Meditation can help counter the effects of anxiety—often noted as overwhelming feelings of fear, worry and tension—by slowing down racing thoughts and regulating breathing, which calms the nervous system. Physical symptoms of anxiety can include sweating, dizziness or a rapid heart rate, caused by overthinking past or future outcomes. People with anxiety who regularly practiced meditation over the course of three years saw positive, long-term impacts on their mental health.
3. Depression Management
Meditation can also help reduce the symptoms of depression through mindfulness and emotional regulation. One study observing individuals on a three-month-long yoga and meditation retreat found that participants showed significant improvements in depression after the retreat, as well as enhanced stress resilience and wellbeing.
4. Lowers Blood Pressure
Hypertension—also known as high blood pressure—is estimated to affect one billion people worldwide and about half the people in the U.S. Meditation has been noted to provide promising results in decreasing high blood pressure, especially when paired with healthy lifestyle habits like a balanced diet and exercise.
5. Strengthens Immune System Health
Meditation has also been found to be an effective behavioral treatment for various conditions associated with a weakened immune system. Consistent meditation has been shown to reduce the body’s stress response, resulting in less inflammation and decreased risk of conditions such as chronic pain, fatigue and heart disease.
6. Improves Memory

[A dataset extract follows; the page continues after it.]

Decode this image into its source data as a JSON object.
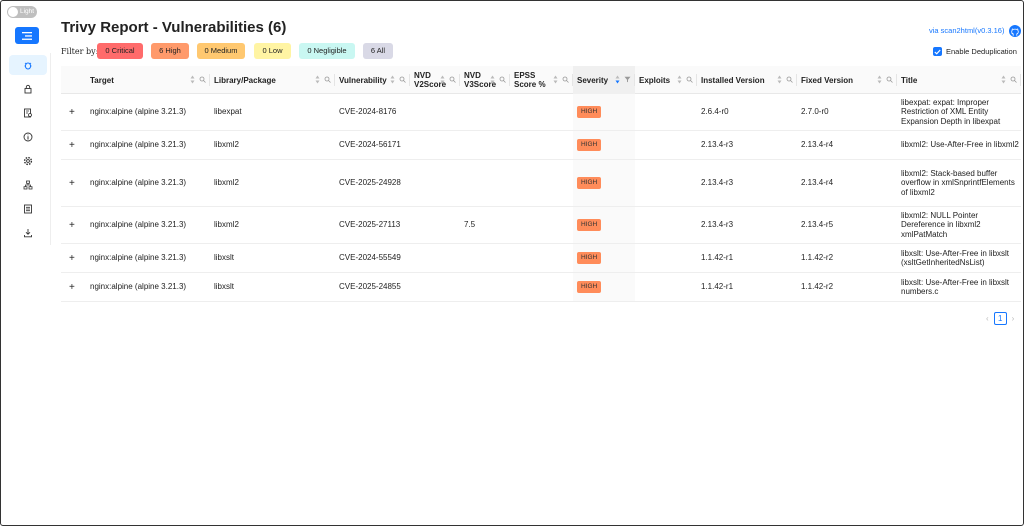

While meditation is best known to help ease stress and anxiety, it can also improve your brain structure. When you practice meditation, your brain is able to produce more gray matter, researchers found. Gray matter is crucial for healthy brain cognition, as it protects the hippocampus, the part of our brain connected to memory. It’s also crucial for basic human functions, including our ability to control movement and emotions. The same study found that meditating for 30 minutes a day for eight weeks can increase how much gray matter your body produces.
7. Regulates Mood

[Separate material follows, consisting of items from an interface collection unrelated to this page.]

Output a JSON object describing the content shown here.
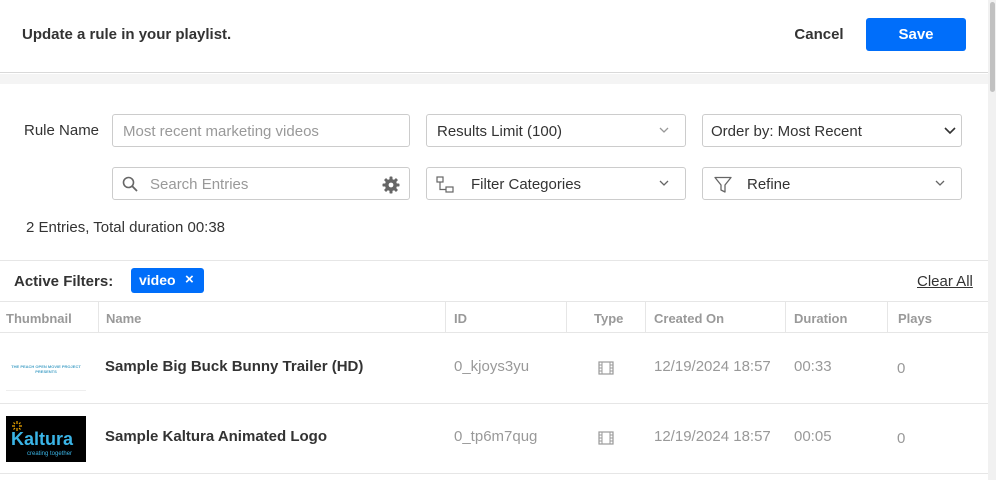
{
  "header": {
    "title": "Update a rule in your playlist.",
    "cancel_label": "Cancel",
    "save_label": "Save"
  },
  "form": {
    "rule_name_label": "Rule Name",
    "rule_name_placeholder": "Most recent marketing videos",
    "results_limit": "Results Limit (100)",
    "order_by": "Order by: Most Recent",
    "search_placeholder": "Search Entries",
    "filter_categories": "Filter Categories",
    "refine": "Refine"
  },
  "summary": "2 Entries, Total duration 00:38",
  "active_filters": {
    "label": "Active Filters:",
    "chips": [
      {
        "label": "video",
        "remove": "×"
      }
    ],
    "clear_all": "Clear All"
  },
  "table": {
    "columns": [
      "Thumbnail",
      "Name",
      "ID",
      "Type",
      "Created On",
      "Duration",
      "Plays"
    ],
    "rows": [
      {
        "thumbnail_text": "THE PEACH OPEN MOVIE PROJECT PRESENTS",
        "name": "Sample Big Buck Bunny Trailer (HD)",
        "id": "0_kjoys3yu",
        "type_icon": "film-icon",
        "created_on": "12/19/2024 18:57",
        "duration": "00:33",
        "plays": "0"
      },
      {
        "thumbnail_text": "Kaltura",
        "thumbnail_subtext": "creating together",
        "name": "Sample Kaltura Animated Logo",
        "id": "0_tp6m7qug",
        "type_icon": "film-icon",
        "created_on": "12/19/2024 18:57",
        "duration": "00:05",
        "plays": "0"
      }
    ]
  },
  "colors": {
    "accent": "#006efa",
    "muted_text": "#999999",
    "border": "#cccccc"
  }
}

When practiced over time, meditation has the ability to change how you emotionally react to situations. Elements of meditation, which generally include mindfulness and controlled breathing, can lead to less impulsive reactions. This means instead of reacting from a heightened emotional state such as anger or panic, people who practice regular meditation may gain the ability to more successfully regulate their mood.
8. Increases Self-Awareness

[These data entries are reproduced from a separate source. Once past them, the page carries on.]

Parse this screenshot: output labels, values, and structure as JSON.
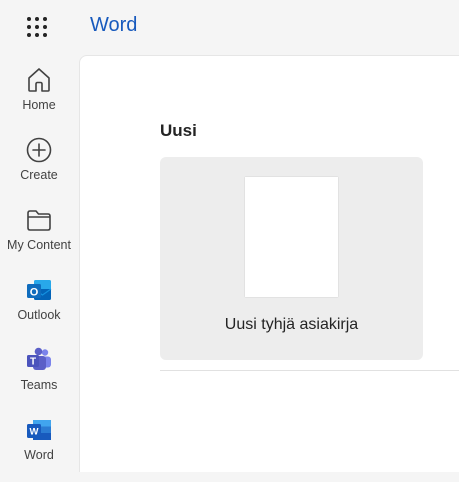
{
  "header": {
    "app_title": "Word",
    "app_launcher_icon": "waffle-grid-icon"
  },
  "rail": {
    "items": [
      {
        "label": "Home",
        "icon": "home-icon"
      },
      {
        "label": "Create",
        "icon": "plus-circle-icon"
      },
      {
        "label": "My Content",
        "icon": "folder-icon"
      },
      {
        "label": "Outlook",
        "icon": "outlook-icon"
      },
      {
        "label": "Teams",
        "icon": "teams-icon"
      },
      {
        "label": "Word",
        "icon": "word-icon"
      }
    ]
  },
  "main": {
    "section_title": "Uusi",
    "templates": [
      {
        "label": "Uusi tyhjä asiakirja",
        "icon": "blank-document-thumbnail"
      }
    ]
  },
  "colors": {
    "brand_word": "#185abd",
    "outlook": "#0f6cbd",
    "teams": "#5b5fc7",
    "background": "#f5f5f5",
    "card": "#ededed"
  }
}
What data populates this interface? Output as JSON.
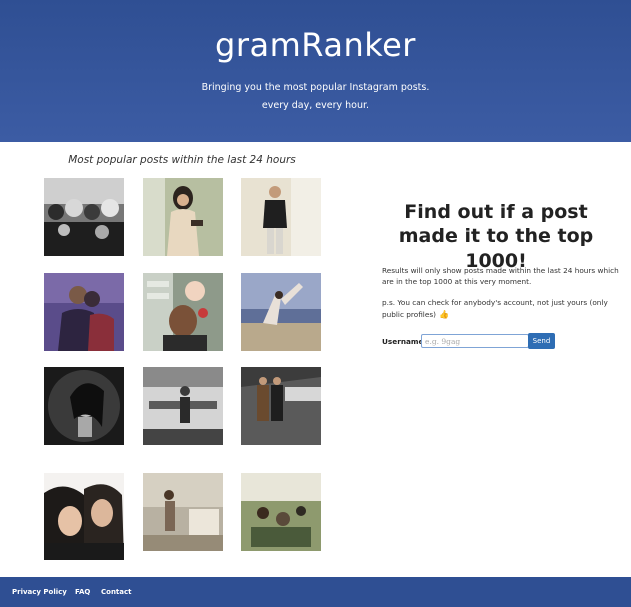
{
  "header": {
    "title": "gramRanker",
    "tagline_line1": "Bringing you the most popular Instagram posts.",
    "tagline_line2": "every day, every hour."
  },
  "posts_section": {
    "caption": "Most popular posts within the last 24 hours",
    "posts": [
      {
        "id": "1",
        "icon": "crowd-selfie-photo"
      },
      {
        "id": "2",
        "icon": "woman-posing-photo"
      },
      {
        "id": "3",
        "icon": "man-leather-jacket-photo"
      },
      {
        "id": "4",
        "icon": "couple-hug-photo"
      },
      {
        "id": "5",
        "icon": "man-holding-baby-photo"
      },
      {
        "id": "6",
        "icon": "beach-pose-photo"
      },
      {
        "id": "7",
        "icon": "bw-portrait-photo"
      },
      {
        "id": "8",
        "icon": "bw-mirror-photo"
      },
      {
        "id": "9",
        "icon": "two-people-standing-photo"
      },
      {
        "id": "10",
        "icon": "sisters-selfie-photo"
      },
      {
        "id": "11",
        "icon": "mirror-room-photo"
      },
      {
        "id": "12",
        "icon": "group-outdoors-photo"
      }
    ]
  },
  "search": {
    "heading": "Find out if a post made it to the top 1000!",
    "note1": "Results will only show posts made within the last 24 hours which are in the top 1000 at this very moment.",
    "note2": "p.s. You can check for anybody's account, not just yours (only public profiles)",
    "thumb_glyph": "👍",
    "username_label": "Username:",
    "username_value": "",
    "username_placeholder": "e.g. 9gag",
    "send_label": "Send"
  },
  "footer": {
    "privacy": "Privacy Policy",
    "faq": "FAQ",
    "contact": "Contact"
  },
  "colors": {
    "header_bg": "#2f4f93",
    "button_bg": "#2e6db4"
  }
}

Meditation increases self-awareness by creating a habit of focusing on the present, allowing you to notice your thoughts as they come up. Research shows that practicing meditation can help develop self-awareness, as well as improve impulse control and a person’s relationship with themselves and others.
9. Improves Sleep
Meditation can improve a person’s ability to sleep and quality of sleep. When most of us are struggling to sleep, it’s because our minds are ruminating over the day, or worrying about tomorrow. Meditation effects have been shown to help with insomnia, as well as day-time sleep related issues, such as fatigue.
10. Pain Control
Meditation can diminish the perception of pain in the brain. Meditation can help treat chronic pain when used in conjunction with medical care or physical therapy.
Meditation is something everyone and any age can do to improve their mental and emotional health. You can do it anywhere, without special equipment or memberships.
Alternatively, meditation courses and support groups are widely available.
There’s a great variety of styles too, each with different strengths and benefits.
Trying out a style of meditation suited to your goals is a great way to improve your quality of life, even if you only have a few minutes to do it each day, and It's Free!
To learn more about meditation, or to schedule a guided mediation session :
Tammy Drummond-Rowland, RN HN